((
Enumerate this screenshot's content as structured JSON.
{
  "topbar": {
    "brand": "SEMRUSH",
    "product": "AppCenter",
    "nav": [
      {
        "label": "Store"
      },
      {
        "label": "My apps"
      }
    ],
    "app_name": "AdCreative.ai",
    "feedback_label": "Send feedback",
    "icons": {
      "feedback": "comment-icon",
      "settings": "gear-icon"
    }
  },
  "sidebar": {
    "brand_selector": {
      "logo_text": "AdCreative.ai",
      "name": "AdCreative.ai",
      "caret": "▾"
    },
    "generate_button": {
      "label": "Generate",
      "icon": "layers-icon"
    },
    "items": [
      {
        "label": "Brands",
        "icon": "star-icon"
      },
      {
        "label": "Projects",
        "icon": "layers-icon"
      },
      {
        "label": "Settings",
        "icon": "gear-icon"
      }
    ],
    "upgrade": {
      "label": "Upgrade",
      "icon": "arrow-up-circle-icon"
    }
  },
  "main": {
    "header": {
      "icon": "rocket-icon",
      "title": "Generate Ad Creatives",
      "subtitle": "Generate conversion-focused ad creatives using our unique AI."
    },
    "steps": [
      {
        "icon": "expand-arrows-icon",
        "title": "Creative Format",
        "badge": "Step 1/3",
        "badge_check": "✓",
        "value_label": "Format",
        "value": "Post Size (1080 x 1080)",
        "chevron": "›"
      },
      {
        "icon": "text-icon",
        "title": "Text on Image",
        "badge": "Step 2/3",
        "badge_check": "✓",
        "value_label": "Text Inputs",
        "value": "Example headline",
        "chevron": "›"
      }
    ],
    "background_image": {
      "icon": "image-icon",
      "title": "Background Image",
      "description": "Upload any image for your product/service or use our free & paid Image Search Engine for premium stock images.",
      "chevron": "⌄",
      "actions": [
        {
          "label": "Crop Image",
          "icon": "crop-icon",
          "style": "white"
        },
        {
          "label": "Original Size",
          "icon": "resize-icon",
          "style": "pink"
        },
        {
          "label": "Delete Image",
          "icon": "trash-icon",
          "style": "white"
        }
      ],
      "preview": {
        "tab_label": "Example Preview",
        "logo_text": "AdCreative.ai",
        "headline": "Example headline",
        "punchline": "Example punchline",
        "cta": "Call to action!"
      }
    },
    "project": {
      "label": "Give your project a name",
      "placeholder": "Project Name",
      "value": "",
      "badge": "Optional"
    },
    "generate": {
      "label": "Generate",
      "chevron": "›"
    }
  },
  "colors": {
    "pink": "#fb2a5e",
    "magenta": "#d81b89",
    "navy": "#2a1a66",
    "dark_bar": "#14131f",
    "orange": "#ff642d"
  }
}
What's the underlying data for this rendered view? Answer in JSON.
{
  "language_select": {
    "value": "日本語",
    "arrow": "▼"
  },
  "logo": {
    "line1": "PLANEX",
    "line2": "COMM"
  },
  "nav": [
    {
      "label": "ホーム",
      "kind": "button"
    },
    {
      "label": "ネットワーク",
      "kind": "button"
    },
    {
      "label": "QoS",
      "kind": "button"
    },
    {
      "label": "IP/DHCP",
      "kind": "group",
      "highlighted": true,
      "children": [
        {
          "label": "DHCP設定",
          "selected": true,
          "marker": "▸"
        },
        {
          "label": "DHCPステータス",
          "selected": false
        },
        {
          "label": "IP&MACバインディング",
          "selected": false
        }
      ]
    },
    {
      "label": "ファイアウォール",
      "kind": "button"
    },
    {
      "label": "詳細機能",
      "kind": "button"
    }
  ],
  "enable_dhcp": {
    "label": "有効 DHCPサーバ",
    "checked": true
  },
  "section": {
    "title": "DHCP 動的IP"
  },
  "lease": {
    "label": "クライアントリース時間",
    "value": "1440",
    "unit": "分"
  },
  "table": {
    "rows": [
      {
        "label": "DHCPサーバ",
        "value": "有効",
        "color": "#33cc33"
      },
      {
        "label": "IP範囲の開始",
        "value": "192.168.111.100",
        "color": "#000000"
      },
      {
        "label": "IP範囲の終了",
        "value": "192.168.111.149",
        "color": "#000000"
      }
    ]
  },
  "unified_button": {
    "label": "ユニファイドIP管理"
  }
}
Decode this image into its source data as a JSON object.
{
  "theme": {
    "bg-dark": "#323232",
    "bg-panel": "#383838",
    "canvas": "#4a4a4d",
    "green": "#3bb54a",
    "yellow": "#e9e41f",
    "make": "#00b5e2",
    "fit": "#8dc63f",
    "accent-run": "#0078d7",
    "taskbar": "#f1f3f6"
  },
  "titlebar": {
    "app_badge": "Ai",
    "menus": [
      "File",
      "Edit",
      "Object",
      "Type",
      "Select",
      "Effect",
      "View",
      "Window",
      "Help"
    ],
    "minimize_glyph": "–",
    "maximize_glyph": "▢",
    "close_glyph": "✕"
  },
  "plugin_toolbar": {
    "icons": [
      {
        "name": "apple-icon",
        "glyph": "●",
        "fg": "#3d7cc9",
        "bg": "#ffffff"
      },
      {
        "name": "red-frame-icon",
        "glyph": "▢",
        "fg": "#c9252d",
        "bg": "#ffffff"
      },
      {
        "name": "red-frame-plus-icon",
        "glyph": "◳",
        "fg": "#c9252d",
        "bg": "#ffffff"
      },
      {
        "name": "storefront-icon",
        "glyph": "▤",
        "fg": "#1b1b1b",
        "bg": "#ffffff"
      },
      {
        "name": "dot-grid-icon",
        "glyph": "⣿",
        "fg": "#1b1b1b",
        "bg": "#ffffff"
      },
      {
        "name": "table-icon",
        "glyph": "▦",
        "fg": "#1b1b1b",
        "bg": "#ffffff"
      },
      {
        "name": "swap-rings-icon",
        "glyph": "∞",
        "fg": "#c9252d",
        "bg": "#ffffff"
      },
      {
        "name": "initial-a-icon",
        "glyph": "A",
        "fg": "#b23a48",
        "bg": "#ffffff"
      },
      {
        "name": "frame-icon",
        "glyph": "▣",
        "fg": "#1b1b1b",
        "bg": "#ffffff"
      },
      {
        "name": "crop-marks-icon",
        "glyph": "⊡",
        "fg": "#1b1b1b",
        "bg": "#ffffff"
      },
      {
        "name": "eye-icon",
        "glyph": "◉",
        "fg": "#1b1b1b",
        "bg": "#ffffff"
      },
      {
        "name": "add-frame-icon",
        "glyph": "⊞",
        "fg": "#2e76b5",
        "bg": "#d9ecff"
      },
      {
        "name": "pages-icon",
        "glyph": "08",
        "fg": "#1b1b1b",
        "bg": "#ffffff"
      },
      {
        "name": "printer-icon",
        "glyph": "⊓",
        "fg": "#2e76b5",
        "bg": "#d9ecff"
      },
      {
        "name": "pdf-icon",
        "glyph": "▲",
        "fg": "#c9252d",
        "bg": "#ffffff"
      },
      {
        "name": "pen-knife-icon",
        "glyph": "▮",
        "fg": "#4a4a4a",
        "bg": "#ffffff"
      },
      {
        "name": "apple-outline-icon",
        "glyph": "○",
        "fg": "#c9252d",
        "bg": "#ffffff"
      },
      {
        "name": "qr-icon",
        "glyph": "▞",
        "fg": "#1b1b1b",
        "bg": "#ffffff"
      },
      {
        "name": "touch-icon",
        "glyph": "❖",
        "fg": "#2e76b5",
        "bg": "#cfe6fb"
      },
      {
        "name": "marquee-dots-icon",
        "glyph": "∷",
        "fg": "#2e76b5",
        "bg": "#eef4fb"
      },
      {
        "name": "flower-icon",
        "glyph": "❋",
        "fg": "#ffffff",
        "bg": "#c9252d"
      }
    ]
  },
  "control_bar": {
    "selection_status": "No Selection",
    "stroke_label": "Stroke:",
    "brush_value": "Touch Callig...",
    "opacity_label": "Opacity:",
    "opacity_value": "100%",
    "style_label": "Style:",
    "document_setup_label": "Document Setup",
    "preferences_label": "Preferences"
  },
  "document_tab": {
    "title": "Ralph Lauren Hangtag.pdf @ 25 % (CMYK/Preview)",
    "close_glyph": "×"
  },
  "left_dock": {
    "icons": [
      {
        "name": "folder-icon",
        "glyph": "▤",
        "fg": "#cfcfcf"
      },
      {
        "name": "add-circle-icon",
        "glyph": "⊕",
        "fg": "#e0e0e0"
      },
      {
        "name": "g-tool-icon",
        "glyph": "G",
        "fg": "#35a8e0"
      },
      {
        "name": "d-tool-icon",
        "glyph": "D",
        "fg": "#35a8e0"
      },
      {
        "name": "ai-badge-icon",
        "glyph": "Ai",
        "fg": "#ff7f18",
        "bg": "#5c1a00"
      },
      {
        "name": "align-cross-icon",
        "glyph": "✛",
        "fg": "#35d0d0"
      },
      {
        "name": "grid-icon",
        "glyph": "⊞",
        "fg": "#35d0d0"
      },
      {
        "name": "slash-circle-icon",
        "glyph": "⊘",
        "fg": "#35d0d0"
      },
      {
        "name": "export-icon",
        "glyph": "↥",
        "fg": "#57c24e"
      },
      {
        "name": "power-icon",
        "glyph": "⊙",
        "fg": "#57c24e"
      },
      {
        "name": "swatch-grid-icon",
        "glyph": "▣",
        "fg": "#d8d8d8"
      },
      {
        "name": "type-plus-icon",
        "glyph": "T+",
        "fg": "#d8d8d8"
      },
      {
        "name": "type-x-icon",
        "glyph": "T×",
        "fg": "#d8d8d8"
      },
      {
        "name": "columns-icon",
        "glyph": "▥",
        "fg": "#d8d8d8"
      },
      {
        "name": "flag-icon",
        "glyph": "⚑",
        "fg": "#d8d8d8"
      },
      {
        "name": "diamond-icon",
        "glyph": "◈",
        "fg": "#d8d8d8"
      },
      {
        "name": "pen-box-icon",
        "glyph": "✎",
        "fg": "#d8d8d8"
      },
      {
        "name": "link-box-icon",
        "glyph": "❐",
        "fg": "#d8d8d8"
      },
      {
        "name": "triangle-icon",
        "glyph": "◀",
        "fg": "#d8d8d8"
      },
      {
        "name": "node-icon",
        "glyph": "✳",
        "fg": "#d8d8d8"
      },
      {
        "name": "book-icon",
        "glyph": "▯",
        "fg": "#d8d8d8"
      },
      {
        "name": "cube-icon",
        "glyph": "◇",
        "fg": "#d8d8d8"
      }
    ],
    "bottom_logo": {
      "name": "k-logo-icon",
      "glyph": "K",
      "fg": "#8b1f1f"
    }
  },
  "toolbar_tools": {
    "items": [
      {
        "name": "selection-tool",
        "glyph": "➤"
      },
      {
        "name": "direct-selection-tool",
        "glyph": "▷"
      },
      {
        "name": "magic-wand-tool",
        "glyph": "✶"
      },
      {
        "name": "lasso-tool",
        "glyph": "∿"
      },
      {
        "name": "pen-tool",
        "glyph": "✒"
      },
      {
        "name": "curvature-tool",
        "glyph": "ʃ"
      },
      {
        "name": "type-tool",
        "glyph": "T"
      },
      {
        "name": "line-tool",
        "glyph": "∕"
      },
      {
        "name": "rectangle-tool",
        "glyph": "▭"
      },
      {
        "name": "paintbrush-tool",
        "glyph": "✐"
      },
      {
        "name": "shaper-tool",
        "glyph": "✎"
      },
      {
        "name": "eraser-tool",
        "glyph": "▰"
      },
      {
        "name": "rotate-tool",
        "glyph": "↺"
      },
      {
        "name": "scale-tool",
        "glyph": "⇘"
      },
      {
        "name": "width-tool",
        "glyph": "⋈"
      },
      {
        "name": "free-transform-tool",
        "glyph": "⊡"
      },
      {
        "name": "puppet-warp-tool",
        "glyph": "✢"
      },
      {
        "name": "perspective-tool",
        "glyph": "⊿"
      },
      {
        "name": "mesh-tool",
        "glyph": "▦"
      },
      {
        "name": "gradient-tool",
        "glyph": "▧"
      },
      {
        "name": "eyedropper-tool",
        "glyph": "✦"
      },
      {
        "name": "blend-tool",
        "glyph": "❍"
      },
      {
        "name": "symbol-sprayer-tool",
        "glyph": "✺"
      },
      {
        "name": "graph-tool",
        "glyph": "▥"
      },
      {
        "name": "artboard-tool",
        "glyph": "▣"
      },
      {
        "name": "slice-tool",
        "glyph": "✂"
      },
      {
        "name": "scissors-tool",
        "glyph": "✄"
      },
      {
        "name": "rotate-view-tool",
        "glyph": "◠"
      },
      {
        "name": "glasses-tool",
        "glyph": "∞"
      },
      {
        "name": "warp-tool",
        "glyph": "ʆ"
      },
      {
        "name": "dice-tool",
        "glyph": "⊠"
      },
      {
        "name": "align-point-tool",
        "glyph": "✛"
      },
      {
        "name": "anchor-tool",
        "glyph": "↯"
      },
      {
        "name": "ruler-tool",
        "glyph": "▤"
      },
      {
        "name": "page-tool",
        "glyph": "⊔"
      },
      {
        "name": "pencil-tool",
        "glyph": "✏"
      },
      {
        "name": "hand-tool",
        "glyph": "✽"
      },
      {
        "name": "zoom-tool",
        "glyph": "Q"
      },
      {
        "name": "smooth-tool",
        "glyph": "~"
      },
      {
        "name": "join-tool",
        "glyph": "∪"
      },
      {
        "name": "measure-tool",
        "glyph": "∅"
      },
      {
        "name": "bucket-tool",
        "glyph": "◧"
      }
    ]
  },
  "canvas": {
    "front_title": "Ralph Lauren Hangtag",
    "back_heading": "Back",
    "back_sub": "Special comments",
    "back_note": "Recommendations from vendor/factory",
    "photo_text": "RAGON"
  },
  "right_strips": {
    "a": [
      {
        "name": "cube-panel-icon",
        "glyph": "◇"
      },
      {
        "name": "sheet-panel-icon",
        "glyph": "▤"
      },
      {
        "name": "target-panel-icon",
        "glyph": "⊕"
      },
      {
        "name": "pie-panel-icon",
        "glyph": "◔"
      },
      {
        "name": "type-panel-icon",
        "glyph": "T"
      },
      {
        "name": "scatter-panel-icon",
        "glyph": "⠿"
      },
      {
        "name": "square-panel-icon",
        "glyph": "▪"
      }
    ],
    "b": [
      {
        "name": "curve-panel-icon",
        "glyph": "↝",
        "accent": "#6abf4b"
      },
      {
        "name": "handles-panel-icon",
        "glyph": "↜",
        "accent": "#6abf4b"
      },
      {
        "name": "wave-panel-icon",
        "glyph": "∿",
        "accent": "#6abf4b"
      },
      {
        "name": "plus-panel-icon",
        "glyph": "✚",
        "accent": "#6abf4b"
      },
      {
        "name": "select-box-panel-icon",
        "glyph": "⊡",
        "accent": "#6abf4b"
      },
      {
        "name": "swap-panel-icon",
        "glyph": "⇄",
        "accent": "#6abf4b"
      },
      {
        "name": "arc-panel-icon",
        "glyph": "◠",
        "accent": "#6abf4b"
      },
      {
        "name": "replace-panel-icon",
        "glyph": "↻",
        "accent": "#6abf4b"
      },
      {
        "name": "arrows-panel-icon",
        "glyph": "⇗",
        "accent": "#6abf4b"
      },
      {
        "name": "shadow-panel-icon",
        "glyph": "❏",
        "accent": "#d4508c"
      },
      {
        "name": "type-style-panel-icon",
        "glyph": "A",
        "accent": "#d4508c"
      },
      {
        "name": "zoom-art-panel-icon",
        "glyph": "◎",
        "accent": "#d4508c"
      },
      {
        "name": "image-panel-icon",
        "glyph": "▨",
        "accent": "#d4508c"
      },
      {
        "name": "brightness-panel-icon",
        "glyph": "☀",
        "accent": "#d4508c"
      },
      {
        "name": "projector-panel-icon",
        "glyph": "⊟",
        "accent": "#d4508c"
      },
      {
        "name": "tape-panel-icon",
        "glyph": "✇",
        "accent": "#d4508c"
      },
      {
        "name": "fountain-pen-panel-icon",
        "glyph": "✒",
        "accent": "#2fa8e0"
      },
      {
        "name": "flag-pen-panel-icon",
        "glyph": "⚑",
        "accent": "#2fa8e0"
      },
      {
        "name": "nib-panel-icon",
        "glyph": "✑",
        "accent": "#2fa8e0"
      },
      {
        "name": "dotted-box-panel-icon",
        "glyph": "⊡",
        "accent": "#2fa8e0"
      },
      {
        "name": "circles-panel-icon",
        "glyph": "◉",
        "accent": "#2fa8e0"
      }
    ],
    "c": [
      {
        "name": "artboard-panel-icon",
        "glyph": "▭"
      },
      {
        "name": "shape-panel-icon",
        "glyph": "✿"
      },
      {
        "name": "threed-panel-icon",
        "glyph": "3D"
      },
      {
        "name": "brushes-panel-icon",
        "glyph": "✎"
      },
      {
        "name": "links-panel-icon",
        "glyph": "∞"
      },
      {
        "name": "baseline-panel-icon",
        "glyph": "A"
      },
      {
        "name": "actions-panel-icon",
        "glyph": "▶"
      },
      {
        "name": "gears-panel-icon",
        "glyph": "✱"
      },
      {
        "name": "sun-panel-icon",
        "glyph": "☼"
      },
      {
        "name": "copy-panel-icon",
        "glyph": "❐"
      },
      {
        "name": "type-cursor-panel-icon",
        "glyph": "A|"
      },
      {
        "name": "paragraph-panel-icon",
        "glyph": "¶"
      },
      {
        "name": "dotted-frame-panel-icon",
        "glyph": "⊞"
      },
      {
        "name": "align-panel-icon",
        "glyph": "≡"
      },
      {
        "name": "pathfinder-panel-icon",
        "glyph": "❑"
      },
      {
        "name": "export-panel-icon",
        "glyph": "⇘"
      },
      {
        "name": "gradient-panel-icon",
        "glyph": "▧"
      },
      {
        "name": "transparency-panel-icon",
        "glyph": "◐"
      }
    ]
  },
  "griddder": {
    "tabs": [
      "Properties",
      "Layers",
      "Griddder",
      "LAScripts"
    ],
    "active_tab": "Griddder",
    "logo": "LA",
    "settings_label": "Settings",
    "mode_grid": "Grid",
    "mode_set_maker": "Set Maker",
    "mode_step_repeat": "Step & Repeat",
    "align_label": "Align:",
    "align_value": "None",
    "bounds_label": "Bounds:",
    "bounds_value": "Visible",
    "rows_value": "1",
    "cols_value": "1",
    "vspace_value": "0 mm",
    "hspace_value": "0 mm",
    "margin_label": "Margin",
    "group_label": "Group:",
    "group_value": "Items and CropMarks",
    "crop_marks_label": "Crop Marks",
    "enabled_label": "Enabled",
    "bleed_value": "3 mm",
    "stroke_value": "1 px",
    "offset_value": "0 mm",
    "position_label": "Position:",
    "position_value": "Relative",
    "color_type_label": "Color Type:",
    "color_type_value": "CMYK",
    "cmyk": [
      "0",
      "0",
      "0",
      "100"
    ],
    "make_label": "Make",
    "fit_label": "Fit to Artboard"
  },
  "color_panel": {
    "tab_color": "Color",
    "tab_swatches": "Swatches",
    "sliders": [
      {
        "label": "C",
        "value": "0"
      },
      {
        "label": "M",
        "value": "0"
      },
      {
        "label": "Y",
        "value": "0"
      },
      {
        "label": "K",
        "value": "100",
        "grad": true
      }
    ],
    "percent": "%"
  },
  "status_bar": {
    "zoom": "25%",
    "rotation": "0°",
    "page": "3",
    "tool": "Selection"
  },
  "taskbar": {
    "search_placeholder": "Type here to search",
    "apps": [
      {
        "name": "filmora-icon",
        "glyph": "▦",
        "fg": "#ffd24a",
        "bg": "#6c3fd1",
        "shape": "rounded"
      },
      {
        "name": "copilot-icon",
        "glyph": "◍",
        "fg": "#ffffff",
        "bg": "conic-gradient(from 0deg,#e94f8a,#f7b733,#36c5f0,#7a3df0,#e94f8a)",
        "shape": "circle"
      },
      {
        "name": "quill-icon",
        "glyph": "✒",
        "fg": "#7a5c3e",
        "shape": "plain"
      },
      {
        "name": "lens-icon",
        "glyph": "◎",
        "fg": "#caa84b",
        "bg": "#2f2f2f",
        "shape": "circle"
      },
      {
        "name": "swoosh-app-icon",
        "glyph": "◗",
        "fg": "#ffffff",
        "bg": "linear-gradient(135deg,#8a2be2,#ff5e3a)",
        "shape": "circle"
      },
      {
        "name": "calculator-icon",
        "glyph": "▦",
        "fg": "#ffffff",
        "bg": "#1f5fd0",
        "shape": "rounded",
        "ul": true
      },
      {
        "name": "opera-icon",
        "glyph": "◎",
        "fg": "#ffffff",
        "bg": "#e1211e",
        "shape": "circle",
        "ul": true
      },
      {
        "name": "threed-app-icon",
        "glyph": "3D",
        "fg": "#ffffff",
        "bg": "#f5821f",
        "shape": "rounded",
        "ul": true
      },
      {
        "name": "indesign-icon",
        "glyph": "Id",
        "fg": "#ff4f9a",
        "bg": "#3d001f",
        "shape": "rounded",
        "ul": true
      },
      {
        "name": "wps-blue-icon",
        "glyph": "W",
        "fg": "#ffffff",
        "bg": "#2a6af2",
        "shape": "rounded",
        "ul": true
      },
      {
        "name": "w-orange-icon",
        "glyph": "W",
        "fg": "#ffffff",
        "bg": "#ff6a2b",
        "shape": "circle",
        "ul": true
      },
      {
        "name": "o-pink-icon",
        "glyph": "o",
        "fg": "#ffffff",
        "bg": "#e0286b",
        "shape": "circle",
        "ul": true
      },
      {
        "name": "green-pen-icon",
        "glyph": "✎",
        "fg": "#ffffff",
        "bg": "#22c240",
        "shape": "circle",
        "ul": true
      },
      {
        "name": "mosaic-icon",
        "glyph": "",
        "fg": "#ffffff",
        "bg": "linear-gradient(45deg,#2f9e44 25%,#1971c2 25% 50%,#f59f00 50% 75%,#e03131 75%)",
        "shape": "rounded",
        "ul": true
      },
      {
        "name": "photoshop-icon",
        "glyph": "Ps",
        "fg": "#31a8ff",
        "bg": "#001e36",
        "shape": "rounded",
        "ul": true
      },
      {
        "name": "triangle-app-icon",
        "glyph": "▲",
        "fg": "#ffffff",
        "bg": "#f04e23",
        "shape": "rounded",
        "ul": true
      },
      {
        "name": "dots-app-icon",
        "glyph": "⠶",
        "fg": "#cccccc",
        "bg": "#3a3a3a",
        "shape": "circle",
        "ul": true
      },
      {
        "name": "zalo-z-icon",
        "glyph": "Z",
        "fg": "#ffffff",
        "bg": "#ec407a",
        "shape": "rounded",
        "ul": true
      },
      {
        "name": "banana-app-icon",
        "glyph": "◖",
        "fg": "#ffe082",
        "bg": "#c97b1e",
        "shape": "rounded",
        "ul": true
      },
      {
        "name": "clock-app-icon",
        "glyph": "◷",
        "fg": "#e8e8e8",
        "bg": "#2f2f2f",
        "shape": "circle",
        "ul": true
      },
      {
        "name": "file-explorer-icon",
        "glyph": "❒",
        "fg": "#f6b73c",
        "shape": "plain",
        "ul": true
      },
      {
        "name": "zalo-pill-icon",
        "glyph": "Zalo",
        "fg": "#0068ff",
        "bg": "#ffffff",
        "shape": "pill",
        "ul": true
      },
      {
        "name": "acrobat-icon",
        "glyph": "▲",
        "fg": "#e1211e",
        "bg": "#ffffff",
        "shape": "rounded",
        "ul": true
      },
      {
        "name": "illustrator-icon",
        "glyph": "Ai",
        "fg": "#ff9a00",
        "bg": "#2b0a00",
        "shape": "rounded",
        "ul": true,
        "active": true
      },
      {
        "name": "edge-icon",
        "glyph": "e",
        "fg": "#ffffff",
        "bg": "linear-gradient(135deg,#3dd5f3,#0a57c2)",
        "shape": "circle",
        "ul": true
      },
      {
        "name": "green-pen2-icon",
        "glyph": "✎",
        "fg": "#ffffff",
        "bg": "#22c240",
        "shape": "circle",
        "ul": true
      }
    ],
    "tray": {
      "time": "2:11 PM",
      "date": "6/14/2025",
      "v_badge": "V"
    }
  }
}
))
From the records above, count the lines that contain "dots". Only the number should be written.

2